Page 55 - THERE is no flock, however watched and tended, But one dead lamb is there! There is no fireside, howsoe'er defended, But has one vacant chair ! The air is full of farewells to the dying, And mournings for the dead ; The heart of Rachel, for her children crying, Will not be comforted ! Let us be patient!
Page 67 - I see before me the Gladiator lie : He leans upon his hand — his manly brow Consents to death, but conquers agony, And his droop'd head sinks gradually low — And through his side the last drops, ebbing slow From the red gash, fall heavy, one by one, Like the first of a thunder-shower; and now The arena swims around him — he is gone, Ere ceased the inhuman shout which hail'd the wretch who won.

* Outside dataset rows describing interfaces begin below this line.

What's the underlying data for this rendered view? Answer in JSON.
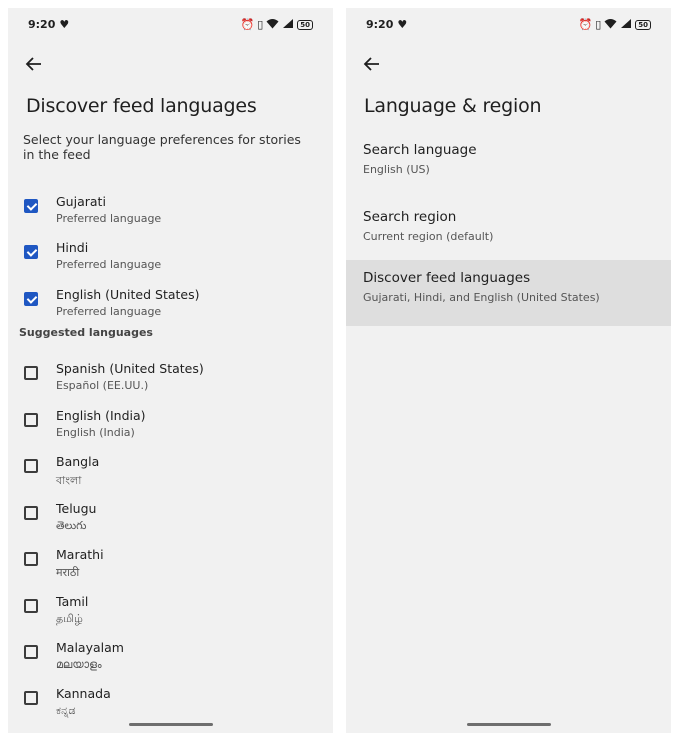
{
  "status": {
    "time": "9:20",
    "battery": "50"
  },
  "left": {
    "title": "Discover feed languages",
    "subtitle": "Select your language preferences for stories in the feed",
    "preferred": [
      {
        "name": "Gujarati",
        "sub": "Preferred language",
        "checked": true
      },
      {
        "name": "Hindi",
        "sub": "Preferred language",
        "checked": true
      },
      {
        "name": "English (United States)",
        "sub": "Preferred language",
        "checked": true
      }
    ],
    "section_label": "Suggested languages",
    "suggested": [
      {
        "name": "Spanish (United States)",
        "sub": "Español (EE.UU.)",
        "checked": false
      },
      {
        "name": "English (India)",
        "sub": "English (India)",
        "checked": false
      },
      {
        "name": "Bangla",
        "sub": "বাংলা",
        "checked": false
      },
      {
        "name": "Telugu",
        "sub": "తెలుగు",
        "checked": false
      },
      {
        "name": "Marathi",
        "sub": "मराठी",
        "checked": false
      },
      {
        "name": "Tamil",
        "sub": "தமிழ்",
        "checked": false
      },
      {
        "name": "Malayalam",
        "sub": "മലയാളം",
        "checked": false
      },
      {
        "name": "Kannada",
        "sub": "ಕನ್ನಡ",
        "checked": false
      }
    ]
  },
  "right": {
    "title": "Language & region",
    "items": [
      {
        "name": "Search language",
        "sub": "English (US)"
      },
      {
        "name": "Search region",
        "sub": "Current region (default)"
      },
      {
        "name": "Discover feed languages",
        "sub": "Gujarati, Hindi, and English (United States)"
      }
    ]
  }
}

Page 57 - Tell me not, in mournful numbers, Life is but an empty dream! — For the soul is dead that slumbers, And things are not what they seem. Life is real! Life is earnest! And the grave is not its goal; Dust thou art, to dust returnest, Was not spoken of the soul.
Page 18 - Howe'er it be, it seems to me, 'tis only noble to be good; Kind hearts are more than coronets, and simple faith than Norman blood.
Page 51 - BETWEEN the dark and the daylight, When the night is beginning to lower, Comes a pause in the day's occupations, That is known as the Children's Hour. I hear in the chamber above me The patter of little feet, The sound of a door that is opened, And voices soft and sweet.
Page 161 - THE harp that once through Tara's halls The soul of music shed, Now hangs as mute on Tara's walls As if that soul were fled. So sleeps the pride of former days, So glory's thrill is o'er, And hearts that once beat high for praise, Now feel that pulse no more...
Page 82 - Had thrilled my guileless Genevieve — The music and the doleful tale, The rich and balmy eve ; And hopes, and fears that kindle hope, An undistinguishable throng ; And gentle wishes long subdued, Subdued and cherished long ! She wept with pity and delight. She blushed with love and virgin shame ; And like the murmur of a dream I heard her breathe my name.
Page 158 - The dust, like smoke from the cannon's mouth, Or the trail of a comet, sweeping faster and faster, Foreboding to traitors the doom of disaster. The heart of the steed and the heart of the master Were beating like prisoners...
Page 15 - Stormed at with shot and shell, Boldly they rode and well; Into the jaws of Death, Into the mouth of Hell Rode the six hundred.
Page 163 - I long wooed your daughter, my suit you denied; Love swells like the Solway, but ebbs like its tide, And now I am come, with this lost love of mine, To lead but one measure, drink one cup of wine ; There are maidens in Scotland more lovely by far, That would gladly be bride to the young Lochinvar.